I don’t know about you, but that’s information I’d want to be clear on as an investor.
Now the above examples don’t tell the whole picture of either of these companies. I’m just using these aspects of their reports to highlight the need to dig a little deeper.
Why Inflate Their Profits?
You can read the annual reports of these companies for those years and witness them celebrating their wonderful profits. But to me, this is misleading for investors who don’t know any better.
Companies have an incentive towards keeping the details hidden away. When their incentive is to raise the number of investors in the business, it is obvious that these companies will do everything they legally can to make their company more attractive.
Why willingly advertise bad results? It sounds far more impressive for the annual report to show the £8.8 billion in profits than it does volunteering that the recurring everyday aspect of the business made a loss.
And they are legally doing nothing wrong. They are simply reporting their profits. These are technically facts.
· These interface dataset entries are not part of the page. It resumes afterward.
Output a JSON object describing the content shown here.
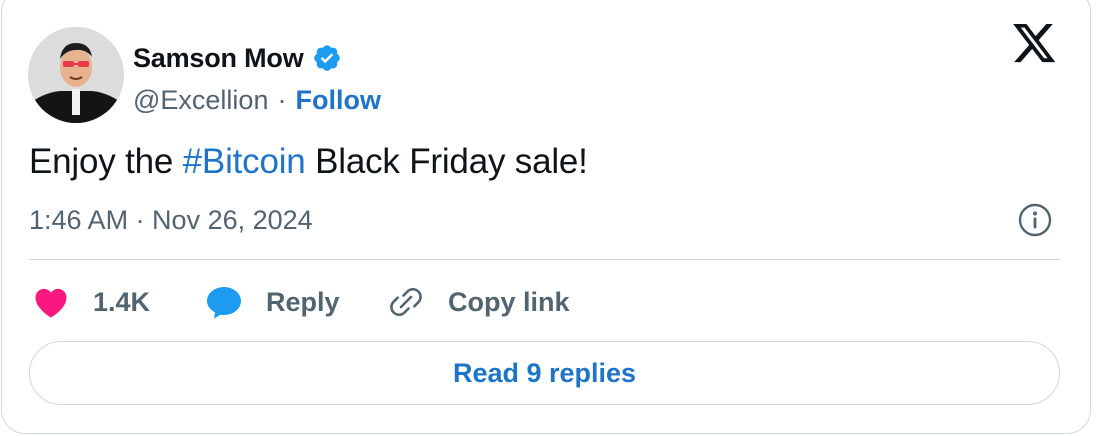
{
  "author": {
    "display_name": "Samson Mow",
    "handle": "@Excellion",
    "separator": "·",
    "follow_label": "Follow",
    "verified": true,
    "avatar_icon": "profile-photo"
  },
  "tweet": {
    "text_before": "Enjoy the ",
    "hashtag": "#Bitcoin",
    "text_after": " Black Friday sale!",
    "timestamp": "1:46 AM · Nov 26, 2024"
  },
  "actions": {
    "like_count": "1.4K",
    "reply_label": "Reply",
    "copy_link_label": "Copy link"
  },
  "read_replies_label": "Read 9 replies",
  "icons": {
    "platform": "x-logo-icon",
    "verified": "verified-badge-icon",
    "info": "info-icon",
    "like": "heart-icon",
    "reply": "speech-bubble-icon",
    "copy": "link-icon"
  },
  "colors": {
    "text": "#0f1419",
    "secondary": "#536471",
    "accent_blue": "#1d74c8",
    "verified_blue": "#1d9bf0",
    "heart": "#f91880",
    "border": "#cfd9de"
  }
}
They are not lies.
They are just choosing which stats and numbers to show you, and which ones they’ll make you dig for. Knowing full well, most investors don’t even bother to read past the summary pages of the annual reports, if they ever read them at all.
You can also bank on the fact these companies will change the way they report on their figures almost yearly to put a “positive spin” on their results.
For example, it’s quite common for companies to create a tradition of reporting their customer service scores when they are above 90%. They will do this for a decade without fail.
However, suddenly you’ll find they don’t report on that anymore in their annual report. There will be no mention whatsoever. Then the following year they’ll be raving about how their customer service score has risen a whopping 30% this year to 78%.
Remember, most investors don’t read the reports. Those that do read 2020’s report won’t remember what was being said in 2018’s report.
They’ll simply see the +30% rise in customer service score and think “wow, thats great”. Not realising customer service is still down 12% from where is was just a few years earlier.
Stats are easily manipulated. Memories are short.
It takes someone dedicated to diggin deeper to find out what’s actually going on.
So the next time you want to know which stocks to buy, don’t trust the company to show you the real picture. Remember that they inflate their profits. Dive deeper and identify what’s really going on. Otherwise you may find yourself wasting money and crucial years backing a lame horse.
And if you want someone you can trust to do this for you? Come and join our exclusive membership program where I send you my analysis on my 53 recommended companies from the FTSE market, every single week.